Another blogger who is a self-described Bible study geek says she cried (tears of mourning, not joy) when Libronix DLS replaced the old Logos Library System back in 2001. But Logos 3, released in May 2006, has made her a happy Bible study geek again.
We always appreciate comments and links; we’ve said it before and will say it again: our customers are the best and we’re privileged to serve you.
“So you work for that Logos software company…”
With 130+ employees and 5 years in Bellingham, Logos has become a big enough fish in a relatively small pond that I now hear something like this pretty regularly when I meet someone new.
This past weekend, I was at a birthday party for my wife’s good friend. My wife’s friend’s dad (let’s call him Bill) heard I worked for Logos and jumped right into a discussion of translation philosophies, the benefit of studying the New Testament in Greek, and the rendering into English of a number of his favorite passages.
It was a fun conversation, but, man, was I ever pining for my Logos Bible Software.
At one point, the discussion turned to Luke 17 and the cleansing of the ten lepers. As you recall, ten were cleansed but only one—a Samaritan—returned to thank Jesus. Jesus tells the man, “Rise and go your way; your faith has made you well.”
Bill observed that the Greek word translated “made you well” in verse 19 is not the same word used for the lepers’ cleansing earlier in the passage. In verse 19, the word is a form ofσῴζω (rescue, save, heal) while in verses 14 and 17 καθαρίζω (make clean, purify, heal) is used. [My glosses here are from DBL Greek.]
Bill wanted to make a distinction here that the man’s faith was instrumental in his salvation, not his healing.
I hadn’t studied the passage in enough depth to have an opinion…but the cool thing is that Logos Bible Software makes it very easy to dig in and explore a question like this. A great place to begin is with the ESV English-Greek Reverse Interlinear of the New Testament.
A quick glance shows me that there are actually three different Greek words used in this passage to describe what happened to the lepers.

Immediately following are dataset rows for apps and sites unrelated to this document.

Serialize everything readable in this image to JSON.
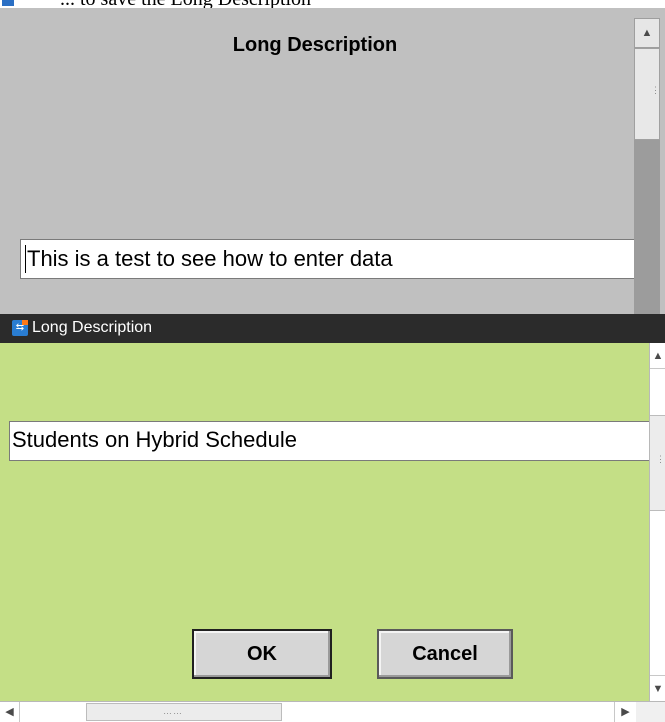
{
  "top_caption": {
    "text": "... to save the Long Description"
  },
  "upper_window": {
    "title": "Long Description",
    "field_value": "This is a test to see how to enter data"
  },
  "lower_window": {
    "titlebar_title": "Long Description",
    "field_value": "Students on Hybrid Schedule",
    "ok_label": "OK",
    "cancel_label": "Cancel"
  },
  "colors": {
    "upper_bg": "#c0c0c0",
    "lower_bg": "#c4df86",
    "titlebar_bg": "#2b2b2b"
  },
  "icons": [
    "app-icon",
    "scroll-up-arrow-icon",
    "scroll-down-arrow-icon",
    "scroll-left-arrow-icon",
    "scroll-right-arrow-icon"
  ]
}
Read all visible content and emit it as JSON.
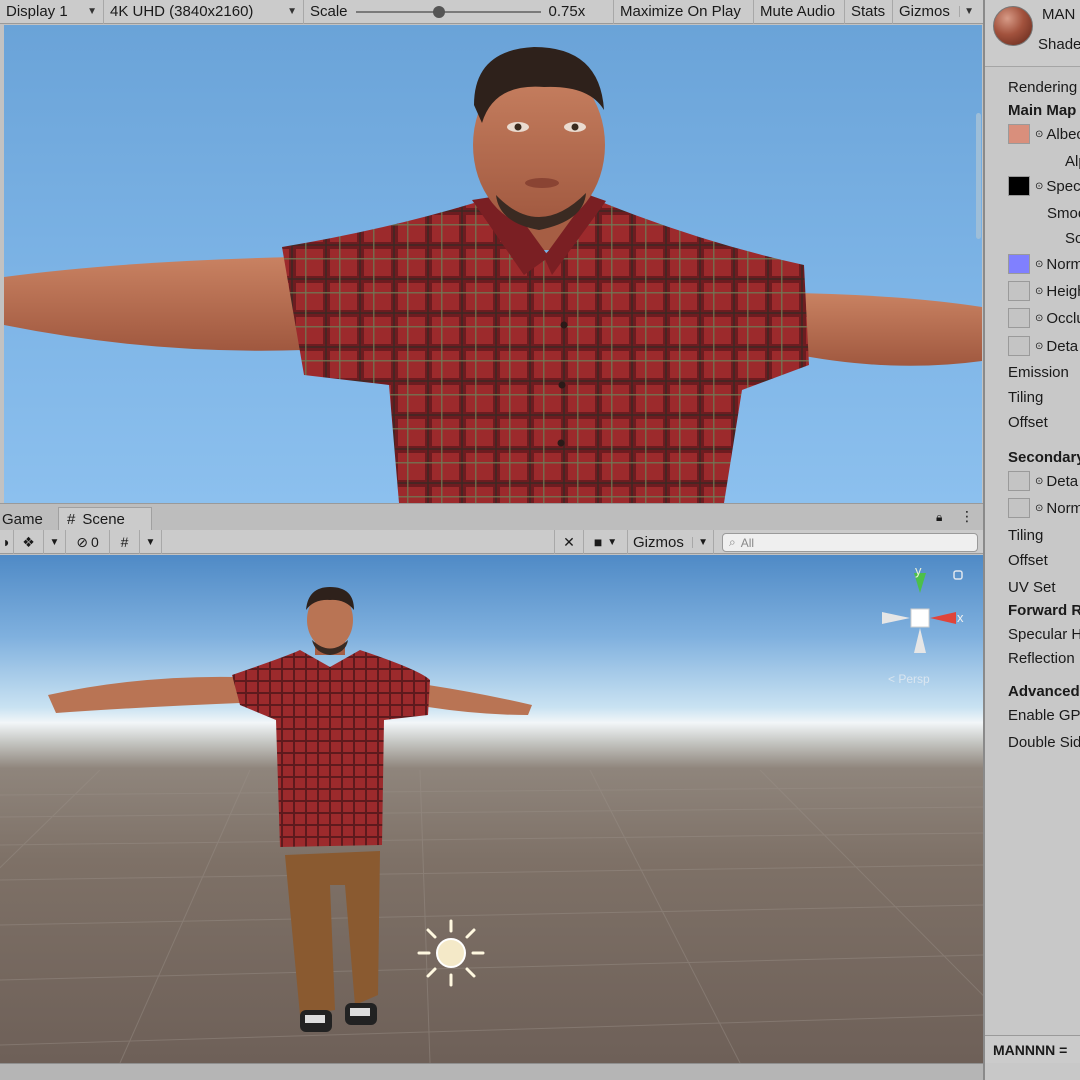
{
  "game_toolbar": {
    "display": "Display 1",
    "resolution": "4K UHD (3840x2160)",
    "scale_label": "Scale",
    "scale_value": "0.75x",
    "scale_fraction": 0.45,
    "maximize": "Maximize On Play",
    "mute": "Mute Audio",
    "stats": "Stats",
    "gizmos": "Gizmos"
  },
  "scene_tabs": {
    "game": "Game",
    "scene": "Scene"
  },
  "scene_toolbar": {
    "hidden_count": "0",
    "gizmos": "Gizmos",
    "search_placeholder": "All"
  },
  "orientation_gizmo": {
    "y": "y",
    "x": "x",
    "projection": "Persp"
  },
  "inspector": {
    "material_name": "MAN",
    "shader": "Shade",
    "rendering": "Rendering",
    "main_maps": "Main Map",
    "albedo": "Albec",
    "alpha": "Alp",
    "specular": "Spec",
    "smoothness": "Smoo",
    "source": "Sc",
    "normal": "Norm",
    "height": "Heigh",
    "occlusion": "Occlu",
    "detail_mask": "Deta",
    "emission": "Emission",
    "tiling": "Tiling",
    "offset": "Offset",
    "secondary": "Secondary",
    "detail_albedo": "Deta",
    "detail_normal": "Norm",
    "tiling2": "Tiling",
    "offset2": "Offset",
    "uv_set": "UV Set",
    "forward": "Forward R",
    "specular_highlights": "Specular H",
    "reflections": "Reflection",
    "advanced": "Advanced",
    "gpu_instancing": "Enable GP",
    "double_sided": "Double Sid",
    "footer": "MANNNN ="
  },
  "colors": {
    "albedo_swatch": "#d98f7c",
    "specular_swatch": "#000000",
    "normal_swatch": "#8080ff",
    "sky": "#7db4e6",
    "shirt": "#9c2a2c",
    "skin": "#b87052"
  }
}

In verse 15, Luke writes that the Samaritan sees that he is healed (ἰάομαι).
To give myself some visual markers, I grabbed the highlighter tool from the main Logos toolbar and applied a different color for each of the three words I was interested in studying (click the image above for a closer look).
From here it was mere child’s play to execute the mechanics of word study and dig into these three words. I don’t have an answer yet (and I’m holding off on looking at commentaries until I get a little further into the study) but if you are inspired to check it out for yourself here are a couple of pointers:
- To very quickly find out how the ESV translates each of these words across the New Testament, use either Speed Search or Englishman’s Concordance (both available from the right-click menu).
- If you use Speed Search, you want to right-click a word and choose Selected Text | Lemma | Speed Search This Resource. (Use lemma instead of manuscript form because we want to find all instances of the word in the NT, not only instances that share the form of the word as it appears here in this passage.)
- Bible Word Study report gives you visualizations that make it easy to see translation frequencies at a glance. Because of the syntactically tagged resources in Logos 3, it also shows syntactical patterns. For example, your faith is the most common subject of clauses where σῴζω (rescue, save, heal) is the verb.